Its been about 5 years Mr. Robbins since he arrived home from the war, and not much was documented on what he did during that time. But on December 1st, 1870 in Rising Sun, Ohio County, Indiana, Isaac D. Robbins married Hester Ann Neal, the Minister that performed the wedding was Rev. N.J. Jolly. Isaac and wife Hester resided in Aurora, Indiana. They soon had their first born, a daughter named Priscilla Ann Robbins on May 9th, 1871, whether they owned, or rent a home, is unknown, but the family did travel to Kentucky, where they had their second born, a son named: John Neal Robbins born on December 1st 1873. Isaac & Hester and their two children traveled to York, Nebraska, to try homesteading , most likely an invitation by Isaac’s elder brother Montraville (a Civil War Veteran from the 68th Indiana) who also lived in York, Nebraska. Isaac’s brother was a large land owner, and owned one of the finest homes in York. The family obtained a spot of land & began to farm , and built their first home out of sod. Later they had their third born, a son, named Montraville G. Robbins. ( duh! Named after Isaac’s brother ) born on February 1st, 1876. And later on, they had their fourth born, a daughter named Mabel E. Robbins ( the E. may have stood for Eliza, but that has not yet been confirmed, no documentation has been found to identify the middle name.) she was born on May 16th, 1881. A few years later, the Robbins family returned to Aurora, Indiana and purchased a home. The children gained their early education in Aurora. The children eventually married, Priscilla Ann married Clark Morgan Savage on February 5th, 1890, and there family and descendants remain in the area of Dearborn county to this very day. John Neal Robbins married a woman by the name of Charlotte ( “Lottie”- her maiden name is still unknown at this time). Also there is no information on third born Montraville G. Robbins or who he married or remained single. Mabel E. married Hiram (“Hilo”) Cox Swift on June 6th, 1899 in Dearborn County, Indiana. Seeing that they had more room that they needed, Isaac & Hester sold their home to John & Charlotte Robbins on October 25th, 1899 for the sum of $300 dollars. Isaac & Hester retired in a smaller home in the Aurora area. Isaac D. Robbins was a devote member of the fraternal order of the “ GRAND ARMY OF THE REPUBLIC” and was a member of the “ Colonel Platter GAR Post # 82 “ based out of Aurora, Indiana. On July 17th, 1901, tragedy struck the heart of Isaac Robbins, wife Hester Ann , passed away and he lost the love of his life. She was born in Rising Sun, Indiana on April 20th 1852, she was laid to rest in the Olive branch section, Lot #3 of “Cedar Hedge Cemetery”, in the old Randolph Township area of Rising Sun, Ohio County, Indiana.

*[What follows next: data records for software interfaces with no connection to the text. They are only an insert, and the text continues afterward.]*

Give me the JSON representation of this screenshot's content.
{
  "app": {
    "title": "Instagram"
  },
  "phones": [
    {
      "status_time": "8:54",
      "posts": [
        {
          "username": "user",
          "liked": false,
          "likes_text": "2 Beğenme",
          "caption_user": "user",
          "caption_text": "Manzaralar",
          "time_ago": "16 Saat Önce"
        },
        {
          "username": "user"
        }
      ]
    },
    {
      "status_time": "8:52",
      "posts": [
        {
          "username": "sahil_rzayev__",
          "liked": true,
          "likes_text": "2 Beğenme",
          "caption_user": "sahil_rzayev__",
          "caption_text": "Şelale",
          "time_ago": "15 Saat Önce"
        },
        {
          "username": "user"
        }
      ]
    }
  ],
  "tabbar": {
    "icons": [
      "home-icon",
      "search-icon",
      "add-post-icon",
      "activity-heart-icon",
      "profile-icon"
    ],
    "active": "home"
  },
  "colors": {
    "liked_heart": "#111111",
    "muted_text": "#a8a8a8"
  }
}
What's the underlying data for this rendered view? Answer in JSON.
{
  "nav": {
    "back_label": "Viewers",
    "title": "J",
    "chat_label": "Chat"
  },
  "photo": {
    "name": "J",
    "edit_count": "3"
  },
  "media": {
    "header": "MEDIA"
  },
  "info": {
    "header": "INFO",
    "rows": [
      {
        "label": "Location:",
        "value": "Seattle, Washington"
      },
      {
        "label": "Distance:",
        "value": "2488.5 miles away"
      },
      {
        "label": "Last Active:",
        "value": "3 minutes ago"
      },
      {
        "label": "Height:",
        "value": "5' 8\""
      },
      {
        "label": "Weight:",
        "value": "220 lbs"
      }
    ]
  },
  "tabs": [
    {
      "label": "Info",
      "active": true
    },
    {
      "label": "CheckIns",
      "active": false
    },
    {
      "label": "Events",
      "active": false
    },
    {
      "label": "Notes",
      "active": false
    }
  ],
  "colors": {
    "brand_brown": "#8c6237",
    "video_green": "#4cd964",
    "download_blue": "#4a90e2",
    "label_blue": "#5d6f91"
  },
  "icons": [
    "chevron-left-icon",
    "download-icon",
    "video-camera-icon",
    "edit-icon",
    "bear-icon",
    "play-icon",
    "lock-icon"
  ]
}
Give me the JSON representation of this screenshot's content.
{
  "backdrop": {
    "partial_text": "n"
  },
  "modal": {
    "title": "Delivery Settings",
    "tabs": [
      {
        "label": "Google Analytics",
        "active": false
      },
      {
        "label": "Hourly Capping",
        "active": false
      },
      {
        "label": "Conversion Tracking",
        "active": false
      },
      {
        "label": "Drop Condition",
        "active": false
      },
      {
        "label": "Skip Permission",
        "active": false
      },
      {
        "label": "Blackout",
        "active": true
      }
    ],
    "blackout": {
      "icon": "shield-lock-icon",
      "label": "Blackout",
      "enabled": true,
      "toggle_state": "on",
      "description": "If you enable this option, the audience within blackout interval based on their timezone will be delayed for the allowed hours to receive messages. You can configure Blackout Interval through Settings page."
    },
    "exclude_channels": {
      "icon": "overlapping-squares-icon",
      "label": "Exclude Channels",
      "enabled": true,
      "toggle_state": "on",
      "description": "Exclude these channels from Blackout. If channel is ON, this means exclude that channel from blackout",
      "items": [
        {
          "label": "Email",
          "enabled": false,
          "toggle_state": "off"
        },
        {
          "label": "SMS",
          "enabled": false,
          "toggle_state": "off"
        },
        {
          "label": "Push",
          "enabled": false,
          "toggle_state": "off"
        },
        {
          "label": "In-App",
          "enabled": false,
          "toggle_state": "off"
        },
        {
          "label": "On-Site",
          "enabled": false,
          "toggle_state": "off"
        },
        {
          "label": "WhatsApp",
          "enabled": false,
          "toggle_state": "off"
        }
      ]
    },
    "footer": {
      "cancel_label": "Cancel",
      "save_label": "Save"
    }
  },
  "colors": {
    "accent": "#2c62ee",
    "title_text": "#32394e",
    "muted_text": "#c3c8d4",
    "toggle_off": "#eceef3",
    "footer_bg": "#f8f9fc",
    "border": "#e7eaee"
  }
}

Timothy Paul Reese
Great-Great Grandson of Isaac D. Robbins
Descendant from Mabel E. Robbins-Swift.
November 9, 2008 (831)422-3619
P.O.Box 1641 Lincoln_10tpr@email.com
Monterey, Calif. 93942 www.suvcw.org
Mr. Reese is a member of the: “Sons of Union Veterans of the Civil War”, “Dept. Calif. & Pacific”.
(Photo copy of the marriage certificate between Isaac & Hester Robbins, December 1st, 1870.)
(Record from the Dep. Of Interior, listing Isaac & Hester’s children’s birth dates.)
(The Death Certificate for: Isaac D. Robbins)